An Update on Business Credit Card Use

From 2015 to 2018, payments made by businesses using general-purpose credit cards grew almost 25 percent by value year over year, according to the Federal Reserve Payments Study (FRPS). What drove such strong growth? An increase in the number of U.S. businesses over that time? An increase in corporate travel? The convenience and familiarity of using a card? What about businesses waking up to a way to reduce the costs of products and services, through loyalty programs allowing them to earn points or cash back dollars?

It's common to associate business credit cards with travel to visit a customer or to attend a convention. And smaller businesses may use cards in lieu of a traditional line of credit to buy goods and services and then pay over time. Credit cards also are a way to “make accounts payable a revenue producer,” one expert recently commented to me. A retailer I spoke with estimates that its annual rebate due to sharing interchange fees with its card issuer is well into six figures—in effect, a vendor discount you can't get directly from the vendor.

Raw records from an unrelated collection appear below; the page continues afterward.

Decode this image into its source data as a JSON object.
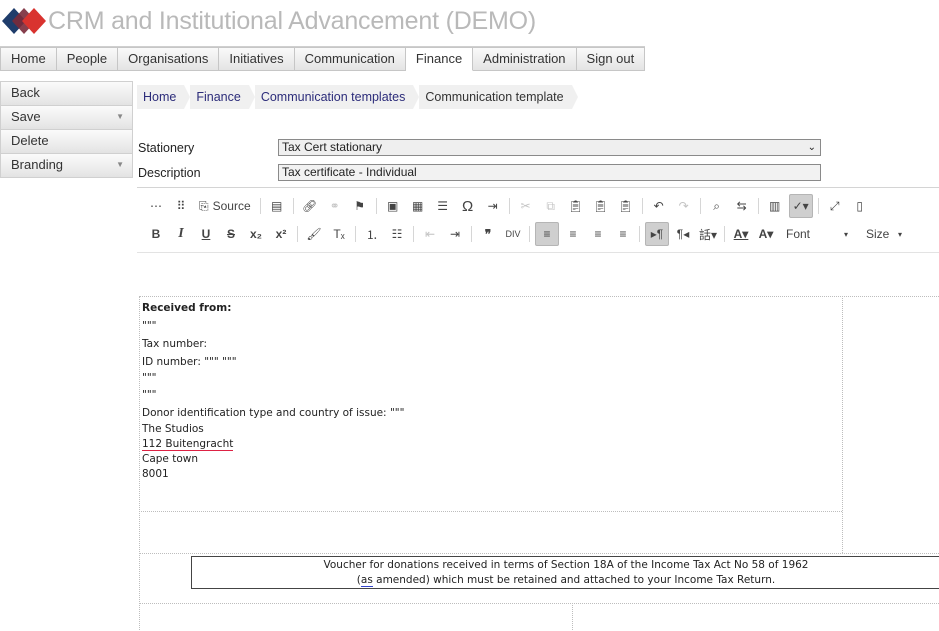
{
  "app": {
    "title": "CRM and Institutional Advancement (DEMO)"
  },
  "topnav": [
    "Home",
    "People",
    "Organisations",
    "Initiatives",
    "Communication",
    "Finance",
    "Administration",
    "Sign out"
  ],
  "topnav_active": "Finance",
  "sidemenu": [
    {
      "label": "Back",
      "dropdown": false
    },
    {
      "label": "Save",
      "dropdown": true
    },
    {
      "label": "Delete",
      "dropdown": false
    },
    {
      "label": "Branding",
      "dropdown": true
    }
  ],
  "breadcrumb": [
    "Home",
    "Finance",
    "Communication templates",
    "Communication template"
  ],
  "form": {
    "stationery_label": "Stationery",
    "stationery_value": "Tax Cert stationary",
    "description_label": "Description",
    "description_value": "Tax certificate - Individual"
  },
  "toolbar": {
    "row1": [
      "dots-icon",
      "blocks-icon",
      "source-icon",
      "document-icon",
      "link-icon",
      "unlink-icon",
      "anchor-flag-icon",
      "image-icon",
      "table-icon",
      "horizontal-line-icon",
      "omega-icon",
      "page-break-icon",
      "cut-icon",
      "copy-icon",
      "paste-icon",
      "paste-text-icon",
      "paste-word-icon",
      "undo-icon",
      "redo-icon",
      "find-icon",
      "replace-icon",
      "select-all-icon",
      "spellcheck-icon",
      "maximize-icon",
      "show-blocks-icon"
    ],
    "source_label": "Source",
    "font_label": "Font",
    "size_label": "Size"
  },
  "document": {
    "received_from": "Received from:",
    "placeholder1": "\"\"\"",
    "tax_number": "Tax number:",
    "id_number": "ID number:",
    "id_placeholder": "\"\"\" \"\"\"",
    "placeholder2": "\"\"\"",
    "placeholder3": "\"\"\"",
    "donor_line": "Donor identification type and country of issue:",
    "donor_placeholder": "\"\"\"",
    "address": [
      "The Studios",
      "112 Buitengracht",
      "Cape town",
      "8001"
    ],
    "voucher_line1": "Voucher for donations received in terms of Section 18A of the Income Tax Act No 58 of 1962",
    "voucher_line2_as": "as",
    "voucher_line2_open": "(",
    "voucher_line2_rest": " amended) which must be retained and attached to your Income Tax Return."
  },
  "colors": {
    "title_gray": "#b9b9b9",
    "logo_red": "#c0392b",
    "logo_blue": "#2c4a7a",
    "link": "#2c2c7a"
  }
}
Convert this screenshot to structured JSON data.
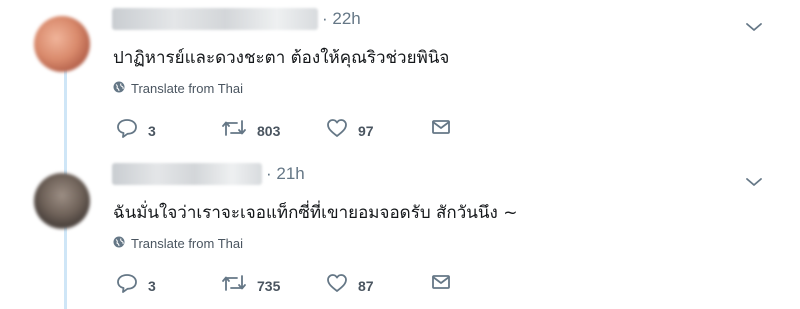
{
  "tweets": [
    {
      "time": "· 22h",
      "text": "ปาฏิหารย์และดวงชะตา ต้องให้คุณริวช่วยพินิจ",
      "translate_label": "Translate from Thai",
      "replies": "3",
      "retweets": "803",
      "likes": "97"
    },
    {
      "time": "· 21h",
      "text": "ฉันมั่นใจว่าเราจะเจอแท็กซี่ที่เขายอมจอดรับ สักวันนึง ~",
      "translate_label": "Translate from Thai",
      "replies": "3",
      "retweets": "735",
      "likes": "87"
    }
  ],
  "icons": {
    "chevron": "chevron-down-icon",
    "translate": "globe-icon",
    "reply": "reply-icon",
    "retweet": "retweet-icon",
    "like": "heart-icon",
    "dm": "envelope-icon"
  },
  "colors": {
    "text": "#14171a",
    "muted": "#657786",
    "thread_line": "#cfe6f7"
  }
}
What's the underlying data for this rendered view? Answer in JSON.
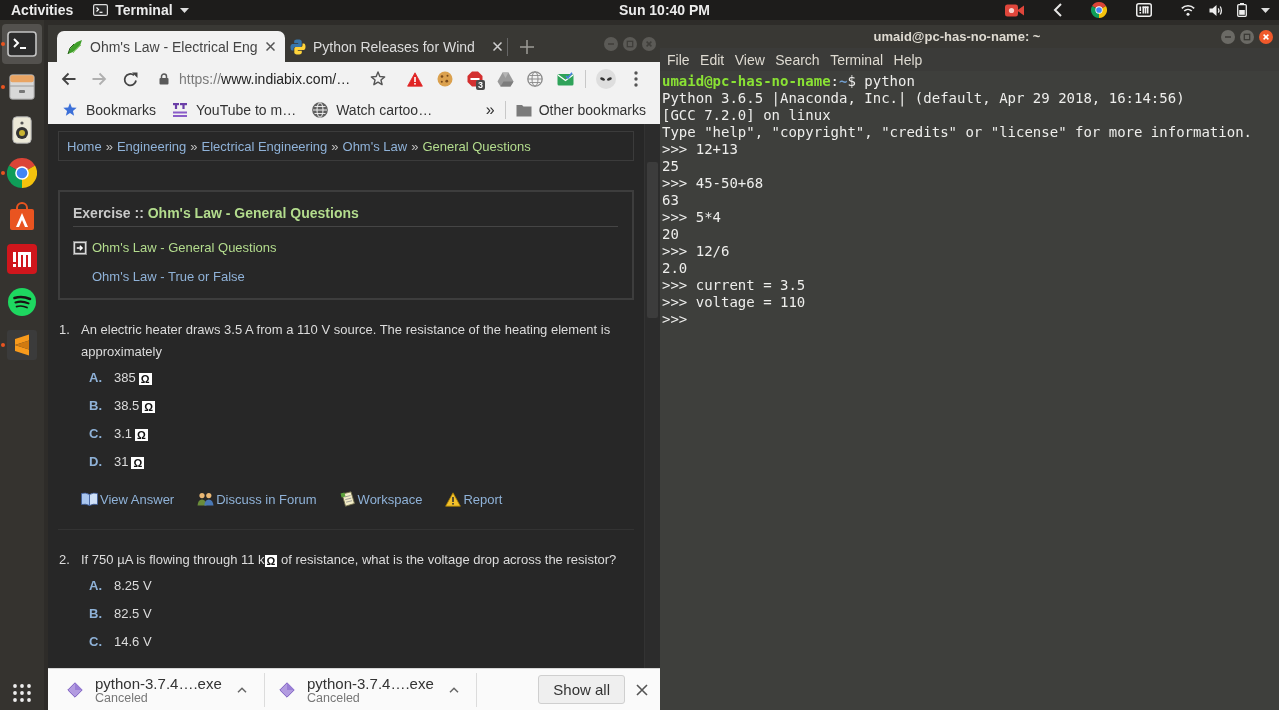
{
  "top_bar": {
    "activities": "Activities",
    "app_menu": "Terminal",
    "clock": "Sun 10:40 PM"
  },
  "dock": {
    "items": [
      {
        "kind": "terminal",
        "running": true,
        "selected": true
      },
      {
        "kind": "files",
        "running": true,
        "selected": false
      },
      {
        "kind": "speaker",
        "running": false,
        "selected": false
      },
      {
        "kind": "chrome",
        "running": true,
        "selected": false
      },
      {
        "kind": "store",
        "running": false,
        "selected": false
      },
      {
        "kind": "tile",
        "running": false,
        "selected": false
      },
      {
        "kind": "music",
        "running": false,
        "selected": false
      },
      {
        "kind": "editor",
        "running": true,
        "selected": false
      }
    ]
  },
  "browser": {
    "active": false,
    "tabs": [
      {
        "title": "Ohm's Law - Electrical Eng",
        "selected": true
      },
      {
        "title": "Python Releases for Wind",
        "selected": false
      }
    ],
    "back": {
      "disabled": false
    },
    "forward": {
      "disabled": true
    },
    "address": {
      "scheme": "https://",
      "rest": "www.indiabix.com/…"
    },
    "extensions": [
      {
        "kind": "warning"
      },
      {
        "kind": "cookie"
      },
      {
        "kind": "adblock",
        "badge": "3"
      },
      {
        "kind": "drive"
      },
      {
        "kind": "globe"
      },
      {
        "kind": "mail"
      }
    ],
    "bookmarks": [
      {
        "kind": "star",
        "label": "Bookmarks"
      },
      {
        "kind": "favicon",
        "label": "YouTube to m…"
      },
      {
        "kind": "globe",
        "label": "Watch cartoo…"
      }
    ],
    "bookmarks_overflow": "»",
    "other_bookmarks": "Other bookmarks",
    "page": {
      "breadcrumb": {
        "separator": "»",
        "items": [
          {
            "label": "Home",
            "current": false
          },
          {
            "label": "Engineering",
            "current": false
          },
          {
            "label": "Electrical Engineering",
            "current": false
          },
          {
            "label": "Ohm's Law",
            "current": false
          },
          {
            "label": "General Questions",
            "current": true
          }
        ]
      },
      "exercise": {
        "label": "Exercise ::",
        "topic": "Ohm's Law - General Questions",
        "links": [
          {
            "label": "Ohm's Law - General Questions",
            "selected": true
          },
          {
            "label": "Ohm's Law - True or False",
            "selected": false
          }
        ]
      },
      "questions": [
        {
          "number": "1.",
          "text": [
            {
              "kind": "text",
              "value": "An electric heater draws 3.5 A from a 110 V source. The resistance of the heating element is approximately"
            }
          ],
          "options": [
            {
              "letter": "A.",
              "value": "385",
              "unit": "Ω"
            },
            {
              "letter": "B.",
              "value": "38.5",
              "unit": "Ω"
            },
            {
              "letter": "C.",
              "value": "3.1",
              "unit": "Ω"
            },
            {
              "letter": "D.",
              "value": "31",
              "unit": "Ω"
            }
          ],
          "actions": [
            {
              "kind": "book",
              "label": "View Answer"
            },
            {
              "kind": "people",
              "label": "Discuss in Forum"
            },
            {
              "kind": "notepad",
              "label": "Workspace"
            },
            {
              "kind": "warning",
              "label": "Report"
            }
          ]
        },
        {
          "number": "2.",
          "text": [
            {
              "kind": "text",
              "value": "If 750 µA is flowing through 11 k"
            },
            {
              "kind": "unit",
              "value": "Ω"
            },
            {
              "kind": "text",
              "value": " of resistance, what is the voltage drop across the resistor?"
            }
          ],
          "options": [
            {
              "letter": "A.",
              "value": "8.25 V"
            },
            {
              "letter": "B.",
              "value": "82.5 V"
            },
            {
              "letter": "C.",
              "value": "14.6 V"
            }
          ]
        }
      ]
    },
    "downloads": {
      "items": [
        {
          "file": "python-3.7.4….exe",
          "status": "Canceled"
        },
        {
          "file": "python-3.7.4….exe",
          "status": "Canceled"
        }
      ],
      "show_all": "Show all"
    }
  },
  "terminal": {
    "active": true,
    "title": "umaid@pc-has-no-name: ~",
    "menu": [
      "File",
      "Edit",
      "View",
      "Search",
      "Terminal",
      "Help"
    ],
    "prompt": [
      {
        "kind": "user",
        "text": "umaid@pc-has-no-name"
      },
      {
        "kind": "separator",
        "text": ":"
      },
      {
        "kind": "path",
        "text": "~"
      },
      {
        "kind": "command",
        "text": "$ python"
      }
    ],
    "lines": [
      "Python 3.6.5 |Anaconda, Inc.| (default, Apr 29 2018, 16:14:56)",
      "[GCC 7.2.0] on linux",
      "Type \"help\", \"copyright\", \"credits\" or \"license\" for more information.",
      ">>> 12+13",
      "25",
      ">>> 45-50+68",
      "63",
      ">>> 5*4",
      "20",
      ">>> 12/6",
      "2.0",
      ">>> current = 3.5",
      ">>> voltage = 110",
      ">>>"
    ]
  }
}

By value, from 2015 to 2018, payments made by businesses via general-purpose credit cards grew faster than consumer credit card payments, as reported in the detailed data release of the Federal Reserve Payments Study last fall. Let's take a minute to dive deeper into businesses' credit card paying trends. (Private-label fleet cards and prepaid and nonprepaid debit cards are outside the scope of this discussion.)

Figure 1: Value of general-purpose credit card payments $trillions

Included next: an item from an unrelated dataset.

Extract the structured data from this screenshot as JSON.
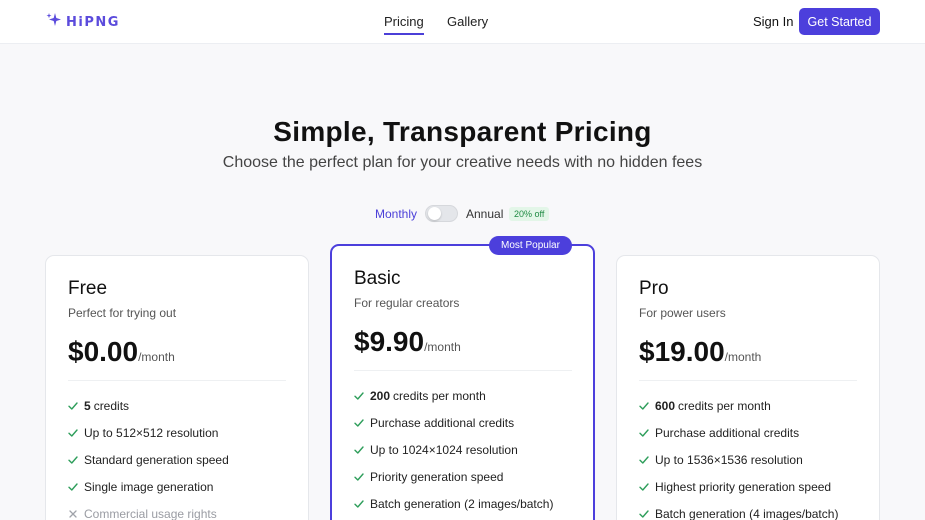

As you can see in Figure 1, businesses' total value of credit card payments was less than consumers' in all three years. In 2018, for example, just one-third of the value of general-purpose credit card payments was for business payments. This reflects the underlying numbers: in 2018, the U.S. population 18 and older was about 250 million, compared to about 32 million nonemployer and employer businesses. Consumers held 408 million general-purpose credit cards; businesses, 38 million, according to the FRPS.

General-purpose consumer credit card payments also grew strongly by value in the years between 2015 and 2018 and on a higher base: by 7.4 percent year over year. In absolute terms, however, the increases in consumer and business credit payments by value over the three years were very roughly the same: $500 billion for consumers and $600 billion for businesses, reflecting, in part, the higher-value payments that businesses make. The average value of a business credit card payment was $263 in 2018, compared to $70 for consumer credit card payments.

Businesses make most of their card payments with credit cards. They make relatively few payments with non-prepaid debit cards. Of general-purpose business card payments by value, 83 percent are credit card payments.

Figure 2: Number of general-purpose credit card payments billions

Looking at the number of general-purpose credit card payments (shown in Figure 2), we see less dramatic growth for business credit card payments on a small base. The number of general-purpose credit card payments by businesses grew 13.2 percent per year on average from 2015 to 2018, after declining between 2012 and 2015. To learn more about these data on your own and to explore businesses' and consumers' use of cards, check out the detailed data release of the 2019 Federal Reserve Payments StudyOff-site link.